> _GOAL OF THE EXERCISE_
Every line of the material should be output exactly as written.

> _DATA TO USE_
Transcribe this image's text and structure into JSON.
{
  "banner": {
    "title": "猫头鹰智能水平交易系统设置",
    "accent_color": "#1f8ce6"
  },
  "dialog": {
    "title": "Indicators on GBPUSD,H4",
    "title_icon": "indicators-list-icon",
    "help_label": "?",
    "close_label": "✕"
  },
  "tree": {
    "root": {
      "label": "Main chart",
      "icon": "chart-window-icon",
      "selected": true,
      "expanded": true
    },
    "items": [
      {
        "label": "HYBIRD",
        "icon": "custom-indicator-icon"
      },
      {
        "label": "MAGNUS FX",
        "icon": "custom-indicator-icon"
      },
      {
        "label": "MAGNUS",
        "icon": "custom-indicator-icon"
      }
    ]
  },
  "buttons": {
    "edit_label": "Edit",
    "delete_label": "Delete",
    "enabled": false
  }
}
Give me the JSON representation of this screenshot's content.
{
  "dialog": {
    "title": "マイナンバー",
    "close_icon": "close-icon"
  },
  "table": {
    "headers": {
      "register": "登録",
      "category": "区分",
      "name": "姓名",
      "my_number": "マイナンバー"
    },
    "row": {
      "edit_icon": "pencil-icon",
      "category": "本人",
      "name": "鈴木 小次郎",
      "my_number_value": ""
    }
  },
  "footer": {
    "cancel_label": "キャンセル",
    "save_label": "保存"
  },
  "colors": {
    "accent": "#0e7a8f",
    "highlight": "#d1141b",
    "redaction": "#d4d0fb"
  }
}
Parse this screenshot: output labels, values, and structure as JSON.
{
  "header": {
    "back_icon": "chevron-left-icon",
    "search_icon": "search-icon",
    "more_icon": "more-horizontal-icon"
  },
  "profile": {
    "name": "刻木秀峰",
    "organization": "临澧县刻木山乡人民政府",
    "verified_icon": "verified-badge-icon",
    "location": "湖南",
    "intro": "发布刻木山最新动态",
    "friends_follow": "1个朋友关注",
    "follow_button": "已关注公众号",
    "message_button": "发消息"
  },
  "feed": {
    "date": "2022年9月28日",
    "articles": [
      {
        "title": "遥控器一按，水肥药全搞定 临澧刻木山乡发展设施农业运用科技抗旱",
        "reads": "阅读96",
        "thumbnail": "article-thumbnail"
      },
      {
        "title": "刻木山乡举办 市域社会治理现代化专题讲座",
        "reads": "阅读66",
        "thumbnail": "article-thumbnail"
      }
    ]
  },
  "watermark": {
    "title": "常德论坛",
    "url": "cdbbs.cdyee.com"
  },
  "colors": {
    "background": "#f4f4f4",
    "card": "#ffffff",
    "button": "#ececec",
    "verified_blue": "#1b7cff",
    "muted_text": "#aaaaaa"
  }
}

> _TASK RESPONSE_
Transcribe this image's text and structure into JSON.
{
  "banner": {
    "title": "猫头鹰智能水平交易系统设置",
    "accent_color": "#1f8ce6"
  },
  "dialog": {
    "title": "Indicators on GBPUSD,H4",
    "title_icon": "indicators-list-icon",
    "help_label": "?",
    "close_label": "✕"
  },
  "tree": {
    "root": {
      "label": "Main chart",
      "icon": "chart-window-icon",
      "selected": true,
      "expanded": true
    },
    "items": [
      {
        "label": "HYBIRD",
        "icon": "custom-indicator-icon"
      },
      {
        "label": "MAGNUS FX",
        "icon": "custom-indicator-icon"
      },
      {
        "label": "MAGNUS",
        "icon": "custom-indicator-icon"
      }
    ]
  },
  "buttons": {
    "edit_label": "Edit",
    "delete_label": "Delete",
    "enabled": false
  }
}
Give me the JSON representation of this screenshot's content.
{
  "dialog": {
    "title": "マイナンバー",
    "close_icon": "close-icon"
  },
  "table": {
    "headers": {
      "register": "登録",
      "category": "区分",
      "name": "姓名",
      "my_number": "マイナンバー"
    },
    "row": {
      "edit_icon": "pencil-icon",
      "category": "本人",
      "name": "鈴木 小次郎",
      "my_number_value": ""
    }
  },
  "footer": {
    "cancel_label": "キャンセル",
    "save_label": "保存"
  },
  "colors": {
    "accent": "#0e7a8f",
    "highlight": "#d1141b",
    "redaction": "#d4d0fb"
  }
}
Parse this screenshot: output labels, values, and structure as JSON.
{
  "header": {
    "back_icon": "chevron-left-icon",
    "search_icon": "search-icon",
    "more_icon": "more-horizontal-icon"
  },
  "profile": {
    "name": "刻木秀峰",
    "organization": "临澧县刻木山乡人民政府",
    "verified_icon": "verified-badge-icon",
    "location": "湖南",
    "intro": "发布刻木山最新动态",
    "friends_follow": "1个朋友关注",
    "follow_button": "已关注公众号",
    "message_button": "发消息"
  },
  "feed": {
    "date": "2022年9月28日",
    "articles": [
      {
        "title": "遥控器一按，水肥药全搞定 临澧刻木山乡发展设施农业运用科技抗旱",
        "reads": "阅读96",
        "thumbnail": "article-thumbnail"
      },
      {
        "title": "刻木山乡举办 市域社会治理现代化专题讲座",
        "reads": "阅读66",
        "thumbnail": "article-thumbnail"
      }
    ]
  },
  "watermark": {
    "title": "常德论坛",
    "url": "cdbbs.cdyee.com"
  },
  "colors": {
    "background": "#f4f4f4",
    "card": "#ffffff",
    "button": "#ececec",
    "verified_blue": "#1b7cff",
    "muted_text": "#aaaaaa"
  }
}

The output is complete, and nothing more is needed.